On 9 April, all officers meet in a conference room on board he ship. Henry Tingle Wilde is announced to become Chief Officer, Blair is discharged off the Titanic, and Murdoch and Lightoller both go down one rank.
On the Sunday evening of the maiden voyage, Smith wants to make a little "headway" and arrive half a day earlier, but Ismay reminds him of the fact White Star doesn't try to gain the Blue Riband. Ismay goes to bed and Smith repeats his wish, even though Murdoch says they had a few ice warnings.
Later, Titanic is sinking. Stewards Annie Desmond and Paolo Sandrini are filling a lifeboat with women and children. Fourth Officer Boxhall forbids Paolo from allowing Second Class women into the lifeboats from A Deck, he thinks they have to board from the Boat Deck. Paolo almost clashes with Boxhall until Murdoch arrives and orders all women and children into the lifeboats.
Murdoch then heads to another lifeboat, where he calls for any more women. John Batley brings his wife towards the boat, and asks permission to join her. Second Officer Lightoller said 'no men' but Murdoch ignores that and allows Batley in.
Before the Batley's can enter the lifeboat, most of the Maloney family run to the boat, where Mary Maloney suddenly gets trampled. Lord Manton helps to get her up. Muriel is also trampled, but John refuses help from Lord Manton. The Maloney family board lifeboat 15, and Murdoch orders steward Hart to take charge.

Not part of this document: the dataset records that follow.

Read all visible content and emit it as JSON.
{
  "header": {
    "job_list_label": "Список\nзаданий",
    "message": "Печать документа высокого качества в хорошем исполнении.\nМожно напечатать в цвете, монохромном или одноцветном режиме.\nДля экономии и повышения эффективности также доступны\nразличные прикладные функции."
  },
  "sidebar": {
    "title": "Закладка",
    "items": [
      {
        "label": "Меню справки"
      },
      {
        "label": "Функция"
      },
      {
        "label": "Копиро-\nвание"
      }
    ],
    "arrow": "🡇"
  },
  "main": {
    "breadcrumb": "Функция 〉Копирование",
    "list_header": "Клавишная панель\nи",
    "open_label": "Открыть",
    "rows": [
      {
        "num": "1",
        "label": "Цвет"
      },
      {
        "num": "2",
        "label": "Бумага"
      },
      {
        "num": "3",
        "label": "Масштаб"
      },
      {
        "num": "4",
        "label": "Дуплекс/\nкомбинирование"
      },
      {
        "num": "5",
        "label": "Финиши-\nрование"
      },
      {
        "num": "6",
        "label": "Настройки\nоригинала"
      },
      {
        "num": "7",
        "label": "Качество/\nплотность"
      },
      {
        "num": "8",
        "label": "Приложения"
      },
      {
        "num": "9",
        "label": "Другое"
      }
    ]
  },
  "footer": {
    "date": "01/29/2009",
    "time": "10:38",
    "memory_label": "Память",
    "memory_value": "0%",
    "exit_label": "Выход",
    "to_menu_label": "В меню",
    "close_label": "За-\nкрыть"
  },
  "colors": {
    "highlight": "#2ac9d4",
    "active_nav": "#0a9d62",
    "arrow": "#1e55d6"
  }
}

Murdoch is last seen speaking with Captain Smith in the bridge, his death isn't shown.